- _WHAT YOU ARE ASKED TO DO_
Work out how many lines of the data below hold the string "value". Answer with that number alone.

- _AVAILABLE DATA_
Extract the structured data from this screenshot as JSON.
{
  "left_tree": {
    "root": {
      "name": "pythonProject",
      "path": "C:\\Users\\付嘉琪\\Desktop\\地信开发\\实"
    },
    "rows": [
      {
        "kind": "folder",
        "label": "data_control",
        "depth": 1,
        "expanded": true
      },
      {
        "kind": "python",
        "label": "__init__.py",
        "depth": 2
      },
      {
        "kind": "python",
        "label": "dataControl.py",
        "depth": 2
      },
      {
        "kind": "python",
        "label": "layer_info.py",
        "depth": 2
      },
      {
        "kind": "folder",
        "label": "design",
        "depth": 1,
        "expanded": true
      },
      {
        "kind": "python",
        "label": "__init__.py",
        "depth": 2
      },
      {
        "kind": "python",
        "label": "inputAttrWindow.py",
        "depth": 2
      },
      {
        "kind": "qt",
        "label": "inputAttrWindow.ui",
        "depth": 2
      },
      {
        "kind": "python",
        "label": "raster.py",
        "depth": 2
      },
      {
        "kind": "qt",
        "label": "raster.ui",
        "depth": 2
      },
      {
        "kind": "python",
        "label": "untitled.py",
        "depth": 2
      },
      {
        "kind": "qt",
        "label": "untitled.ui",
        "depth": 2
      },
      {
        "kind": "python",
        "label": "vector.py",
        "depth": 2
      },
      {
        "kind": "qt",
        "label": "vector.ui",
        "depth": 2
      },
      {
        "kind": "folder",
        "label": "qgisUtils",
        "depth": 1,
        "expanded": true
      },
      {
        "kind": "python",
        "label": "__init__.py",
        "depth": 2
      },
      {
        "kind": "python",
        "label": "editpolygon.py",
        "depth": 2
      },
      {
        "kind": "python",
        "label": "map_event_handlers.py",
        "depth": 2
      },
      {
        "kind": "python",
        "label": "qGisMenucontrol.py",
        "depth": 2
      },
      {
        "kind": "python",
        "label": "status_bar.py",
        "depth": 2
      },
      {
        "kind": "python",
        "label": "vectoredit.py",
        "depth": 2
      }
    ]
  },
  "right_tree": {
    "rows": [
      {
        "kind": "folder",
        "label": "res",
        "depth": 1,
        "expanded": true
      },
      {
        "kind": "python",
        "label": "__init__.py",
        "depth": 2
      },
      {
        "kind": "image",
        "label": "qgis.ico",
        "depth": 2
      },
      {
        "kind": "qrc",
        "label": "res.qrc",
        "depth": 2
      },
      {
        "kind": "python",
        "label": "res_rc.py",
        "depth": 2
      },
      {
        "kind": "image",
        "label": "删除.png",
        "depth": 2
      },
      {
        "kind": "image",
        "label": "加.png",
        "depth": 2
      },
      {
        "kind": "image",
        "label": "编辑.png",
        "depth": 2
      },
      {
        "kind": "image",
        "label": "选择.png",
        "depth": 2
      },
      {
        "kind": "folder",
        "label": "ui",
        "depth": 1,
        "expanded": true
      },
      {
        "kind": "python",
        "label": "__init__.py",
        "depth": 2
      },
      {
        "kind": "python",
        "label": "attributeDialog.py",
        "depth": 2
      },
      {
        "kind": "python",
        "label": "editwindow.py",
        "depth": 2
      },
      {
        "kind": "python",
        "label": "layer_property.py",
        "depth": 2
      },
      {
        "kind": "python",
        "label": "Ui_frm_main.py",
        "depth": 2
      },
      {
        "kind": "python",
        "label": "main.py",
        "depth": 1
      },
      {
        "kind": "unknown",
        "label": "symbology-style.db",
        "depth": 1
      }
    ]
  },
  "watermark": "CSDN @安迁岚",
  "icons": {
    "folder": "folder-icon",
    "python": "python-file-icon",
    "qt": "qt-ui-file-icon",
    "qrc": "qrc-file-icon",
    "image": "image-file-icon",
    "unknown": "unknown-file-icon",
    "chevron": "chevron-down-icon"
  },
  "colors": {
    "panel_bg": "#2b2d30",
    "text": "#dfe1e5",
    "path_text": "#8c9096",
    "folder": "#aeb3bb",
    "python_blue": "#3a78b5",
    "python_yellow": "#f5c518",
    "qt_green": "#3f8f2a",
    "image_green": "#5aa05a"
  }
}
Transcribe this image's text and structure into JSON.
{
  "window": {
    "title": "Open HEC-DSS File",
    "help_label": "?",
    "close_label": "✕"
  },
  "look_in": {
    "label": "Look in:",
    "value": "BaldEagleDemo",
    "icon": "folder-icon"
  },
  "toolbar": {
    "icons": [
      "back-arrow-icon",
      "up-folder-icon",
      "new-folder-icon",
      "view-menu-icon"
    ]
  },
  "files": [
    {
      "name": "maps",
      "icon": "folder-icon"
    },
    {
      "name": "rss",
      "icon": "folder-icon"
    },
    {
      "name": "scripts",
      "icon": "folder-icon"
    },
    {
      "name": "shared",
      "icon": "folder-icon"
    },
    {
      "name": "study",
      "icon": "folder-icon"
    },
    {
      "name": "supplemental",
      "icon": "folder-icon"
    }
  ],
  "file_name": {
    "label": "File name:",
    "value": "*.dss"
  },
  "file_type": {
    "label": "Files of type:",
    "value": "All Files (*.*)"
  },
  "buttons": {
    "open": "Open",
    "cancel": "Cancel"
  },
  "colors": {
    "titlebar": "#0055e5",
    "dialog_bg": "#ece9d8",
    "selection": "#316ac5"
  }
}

- _RESULT_
3